Cellulose is the most abundant polysaccharide in nature and the primary structural component of the cell wall of plants. As a renewable and sustainable raw material, cellulose has excellent biocompatibility as well as thermal and mechanical properties. Because of its crystallinity and extensive hydrogen bonds, cellulose has poor solubility in common organic reagents or water solutions, which limits the fabrication of cellulose nanofibers via electrospinning.
Han et al. have reported that 8% cellulose dissolved in a mixture of potassium thiocyanate and ethylenediamine is successfully electrospun into nanofibers (Figure). Another 85 wt% of NMMO hydrate-dissolved cellulose (3-9 wt%, DP 700) has also been reported to be fabricated into nanofibers via electrospinning. Among them, nanofibers fabricated from 7 wt% cellulose solution have the smallest mean diameter of 570±200 nm and the most uniform morphology.

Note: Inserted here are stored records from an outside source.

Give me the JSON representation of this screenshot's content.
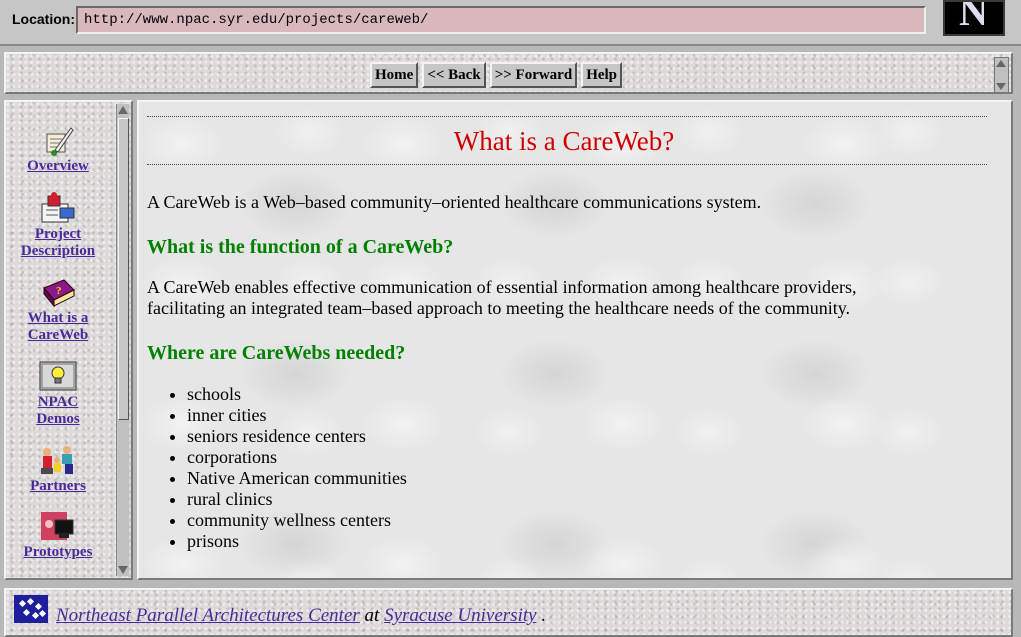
{
  "location": {
    "label": "Location:",
    "url": "http://www.npac.syr.edu/projects/careweb/"
  },
  "logo_letter": "N",
  "nav": {
    "buttons": [
      {
        "label": "Home"
      },
      {
        "label": "<< Back"
      },
      {
        "label": ">> Forward"
      },
      {
        "label": "Help"
      }
    ]
  },
  "sidebar": {
    "items": [
      {
        "label_1": "Overview",
        "label_2": "",
        "icon": "scroll-quill-icon"
      },
      {
        "label_1": "Project",
        "label_2": "Description",
        "icon": "package-icon"
      },
      {
        "label_1": "What is a",
        "label_2": "CareWeb",
        "icon": "question-book-icon"
      },
      {
        "label_1": "NPAC",
        "label_2": "Demos",
        "icon": "lightbulb-icon"
      },
      {
        "label_1": "Partners",
        "label_2": "",
        "icon": "people-icon"
      },
      {
        "label_1": "Prototypes",
        "label_2": "",
        "icon": "computer-icon"
      }
    ]
  },
  "main": {
    "title": "What is a CareWeb?",
    "intro": "A CareWeb is a Web–based community–oriented healthcare communications system.",
    "heading_1": "What is the function of a CareWeb?",
    "para_1_line_1": "A CareWeb enables effective communication of essential information among healthcare providers,",
    "para_1_line_2": "facilitating an integrated team–based approach to meeting the healthcare needs of the community.",
    "heading_2": "Where are CareWebs needed?",
    "places": [
      "schools",
      "inner cities",
      "seniors residence centers",
      "corporations",
      "Native American communities",
      "rural clinics",
      "community wellness centers",
      "prisons"
    ]
  },
  "footer": {
    "org": "Northeast Parallel Architectures Center",
    "at": " at ",
    "univ": "Syracuse University",
    "end": " ."
  }
}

Uppal and Ramaswamy have reported the preparation of cellulose nanofibers with the corresponding polymers dissolved in the mixture of NMMO/N-methyl pyrrolidone/water. The applied voltage of 28 kV, the receiving distance of 25 cm, and the external temperature of 38℃ are adopted during the electrospinning process. The average diameter of cellulose nanofibers electrospun from a 1.25 wt% cellulose solution is 207 nm, and the average diameter is increased to 243 nm when the concentration of the solution is increased to 2.5%.